Year Ahead 2018 regional outlook: Switzerland
29 November 2017
This article is part of the UBS House View Year Ahead 2018, our yearly outlook on markets. You will find investment ideas and portfolio implications in the full report.
Our outlook for the coming year is cautiously optimistic. First, we expect the Swiss economy to benefit from the franc’s depreciation since July. Second, the robust global economy should boost Swiss exports. Third, many Swiss companies have reduced their operating costs since the franc’s sharp appreciation in 2015 and have regained competitiveness, as reflected by the purchasing managers’ index, now at a post-2011 high. We forecast Swiss GDP to advance by 1.8% in 2018, which should also push Swiss unemployment rate below 3% at some point next year for the first time since 2012.
Consumer prices, in our view, will climb 0.5% next year on the back of the oil-price rebound of the last 18 months. While the impact of higher oil prices will eventually fade, the depreciation of the Swiss franc against the euro will boost import prices. The gradual recovery of the economy should also lead to slight upward pressure on prices and support the inflation rate in the coming year at 0.6%.
We expect a modest Swiss franc depreciation in 2018. The more evident it becomes that the ECB will indeed halt its bond-purchase program, the more demand for the franc will fade. We expect the Swiss National Bank (SNB) to maintain a passive short-term stance, creating further depreciation potential for the franc. But any fall in its value is likely to be modest, in our view. We estimate EURCHF purchasing power parity at 1.21, and as long as the Eurozone’s structural problems remain we don’t expect the pairing to trade consistently above fair value.
Housing market: vacancies rising further
In 2017, the vacancy rate increased markedly for the fourth year in a row. According to the Federal Statistical Office, almost 65,000 homes were unoccupied on June 1. The greater number of vacancies stems primarily from the large increase in vacant rental apartments, and the figure could continue to climb for two reasons.
First, population growth, as in 2017, could again be considerably lower than the average of the last decade. Net immigration looks to be around 60,000 people next year, meaning that Switzerland's population would rise by less than 1%.
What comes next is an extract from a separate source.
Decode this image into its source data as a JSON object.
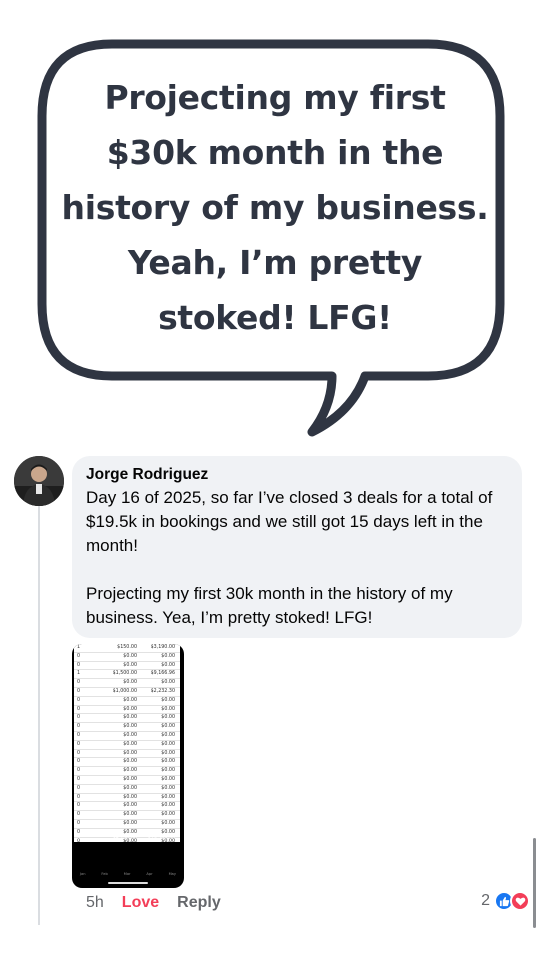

Second, the availability of housing is still expanding. The number of building permits fell only slightly year on year in 2017, so we can expect around 50,000 new homes again next year. In view of falling demand, the large number of new-build homes will likely not be absorbed. We anticipate an increase in the vacancy rate from 1.5% to 1.6% by the middle of the year. In the residential rental market, we expect the rate to actually climb to 2.5%–3.0%.
When it comes to purchase prices, stagnation could well continue. Financing conditions should remain extremely attractive, keeping demand for residential property high. Greater economic growth and rising nominal purchasing power should also support the market. But we expect the pressure of competition from vacant rental apartments to increase, particularly in the case of condominiums in old buildings. For that reason, condominium prices could slightly lag those of single-family homes.
Holiday homes: better short-term outlook
Vacation apartment prices in the Alpine region have failed to keep pace with national Swiss price behavior in recent years. On the one hand, the strong franc has kept foreign buyers at bay, and on the other, there is a stubborn surplus of holiday flats in many Alpine tourist destinations. The outlook seems to be improving slightly. An improving economic outlook and a weaker Swiss franc should underpin the demand for holiday housing, while new regulation that places obstacles in the way of second homebuilding to prevent a glut of empty beds, should keep new supply limited.
Commercial spaces: potential to bottom out
The Swiss electorate's rejection of corporate tax reform and overall low employment growth weigh on the demand for office spaces. Shopping abroad and the increasing role of online shopping still challenge the retail market. As a result, the amount of empty commercial surfaces continued to grow in 2017. The expected economic upswing in the coming quarters will likely not prevent a further increase, but if the economy continues to perform well, supply and demand should return to a better balance in the medium term. Although an accelerating commercial market is still in the distant future, the commercial market could approach its low late next year.
Listed market: commercial focus preferred
Swiss listed real estate names provide interesting payouts with a spread over government bonds of more than 3%. But slightly higher interest rates, due to less expansive central banks and falling rents, limit sector upside. Among real estate stocks and funds, we slightly prefer those that focus on commercial surfaces. These names could profit most from a lasting economic upswing.